Superboy is back home. This issue starts out with Superboy reveling in how great it is to be back in Smallville while Smallville itself is building a case to change its name to Weirdsville. Lemire does a very nice job of setting a great deal in motion in this comic quickly, but he does so while spinning it all out from and around Superboy. The story is nowhere near an epic tale, nor is it a quiet little tale of the personal life and troubled times of young Conner Kent. It's a superhero tale, sprinkled with mystery and seasoned with teenaged drama. The Rafael Albuquerque cover works symbolically in that this book is a fitting replacement for those of us comic book readers who miss the Jaime Reyes "Blue Beetle" title. It's got a similar vibe: sharp, witty, fun, and entertaining.
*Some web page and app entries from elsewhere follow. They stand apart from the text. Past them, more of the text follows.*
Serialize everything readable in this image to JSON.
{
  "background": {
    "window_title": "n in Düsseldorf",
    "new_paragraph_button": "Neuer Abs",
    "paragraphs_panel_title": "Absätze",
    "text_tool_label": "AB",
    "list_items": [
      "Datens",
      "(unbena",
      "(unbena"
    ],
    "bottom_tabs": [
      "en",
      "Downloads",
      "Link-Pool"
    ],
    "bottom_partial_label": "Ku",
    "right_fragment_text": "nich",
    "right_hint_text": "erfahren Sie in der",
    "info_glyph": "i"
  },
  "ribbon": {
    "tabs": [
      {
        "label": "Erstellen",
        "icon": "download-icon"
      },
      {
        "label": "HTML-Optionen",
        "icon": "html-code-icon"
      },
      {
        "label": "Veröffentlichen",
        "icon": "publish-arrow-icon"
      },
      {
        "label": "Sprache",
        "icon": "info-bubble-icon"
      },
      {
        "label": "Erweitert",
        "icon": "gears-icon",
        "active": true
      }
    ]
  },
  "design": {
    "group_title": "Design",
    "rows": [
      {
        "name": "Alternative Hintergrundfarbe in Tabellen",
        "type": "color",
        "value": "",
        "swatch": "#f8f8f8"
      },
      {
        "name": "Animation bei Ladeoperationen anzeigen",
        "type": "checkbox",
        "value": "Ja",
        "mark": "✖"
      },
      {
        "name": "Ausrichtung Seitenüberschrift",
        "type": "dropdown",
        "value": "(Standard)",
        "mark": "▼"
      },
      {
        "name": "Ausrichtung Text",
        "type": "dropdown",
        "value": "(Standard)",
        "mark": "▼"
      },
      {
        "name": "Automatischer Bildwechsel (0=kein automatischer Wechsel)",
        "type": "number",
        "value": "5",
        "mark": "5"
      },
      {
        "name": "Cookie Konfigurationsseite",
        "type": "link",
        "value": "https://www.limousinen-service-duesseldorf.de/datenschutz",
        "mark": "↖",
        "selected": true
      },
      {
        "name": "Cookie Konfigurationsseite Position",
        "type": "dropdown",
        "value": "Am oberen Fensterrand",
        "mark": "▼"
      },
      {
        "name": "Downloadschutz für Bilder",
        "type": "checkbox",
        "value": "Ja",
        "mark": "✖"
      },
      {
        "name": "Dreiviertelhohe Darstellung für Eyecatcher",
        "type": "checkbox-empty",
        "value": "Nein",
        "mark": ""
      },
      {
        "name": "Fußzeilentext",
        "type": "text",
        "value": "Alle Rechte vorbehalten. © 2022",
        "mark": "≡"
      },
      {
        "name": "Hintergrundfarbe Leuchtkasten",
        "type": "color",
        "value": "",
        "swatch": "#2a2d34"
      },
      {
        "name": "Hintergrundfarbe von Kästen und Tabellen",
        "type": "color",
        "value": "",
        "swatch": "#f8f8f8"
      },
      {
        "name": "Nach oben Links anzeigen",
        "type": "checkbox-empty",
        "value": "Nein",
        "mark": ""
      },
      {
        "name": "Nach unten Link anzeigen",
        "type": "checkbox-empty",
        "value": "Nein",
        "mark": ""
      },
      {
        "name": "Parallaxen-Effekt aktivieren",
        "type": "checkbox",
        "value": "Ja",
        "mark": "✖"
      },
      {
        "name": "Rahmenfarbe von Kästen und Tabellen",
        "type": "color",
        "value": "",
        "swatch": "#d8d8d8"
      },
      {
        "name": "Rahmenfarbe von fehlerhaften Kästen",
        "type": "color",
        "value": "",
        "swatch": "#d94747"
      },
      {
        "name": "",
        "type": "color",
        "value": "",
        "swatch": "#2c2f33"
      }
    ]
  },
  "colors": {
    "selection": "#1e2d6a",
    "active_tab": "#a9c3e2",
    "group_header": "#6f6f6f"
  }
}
Pier Gallo's art is spot-on for this adventure. From the cornfields to the brickwork of downtown Smallville, Gallo fills this title with detail. This story involves high school, Krypto, Ma Kent, a tractor in the fields, Phantom Stranger, another stranger, Parasite, and Superboy - both in and out of his civilian identity. Gallo tackles every aspect quite nicely, with one exception: Conner's glasses. That may seem nitpicky, sure, but if the glasses are going to be a part of who Conner is or who he projects himself to be, then the glasses are as important a detail as Conner's hair or his "S"-emblazoned t-shirt. Other than that, the art is pretty solid, except Jamie Grant's colors need some help. The skin tones and coloring in and around the eyes of the characters in this book seem a little too reliant on dodges and burns, and less comprised of layers, gradients, and shading. The coloring of things around Smallville - water towers, buildings, even the Parasite - is strong, bright, and nicely done, but the skin tones are a little too much in more than one instance.
For the second week in a row, I grabbed a book that my editor also critiqued over on Pipeline, so see what he has to say, why don't you? Like Augie, I enjoyed much of the series starring Superboy from the 1990s, especially the Grummett and Kesel art. I had extremely low expectations of this title going in, but strongly considered buying this book solely for the Albuquerque cover. Lemire, however, has locked me in with this first issue. This is a great first issue that offers a lot of promise and delivers one hell of a fun read.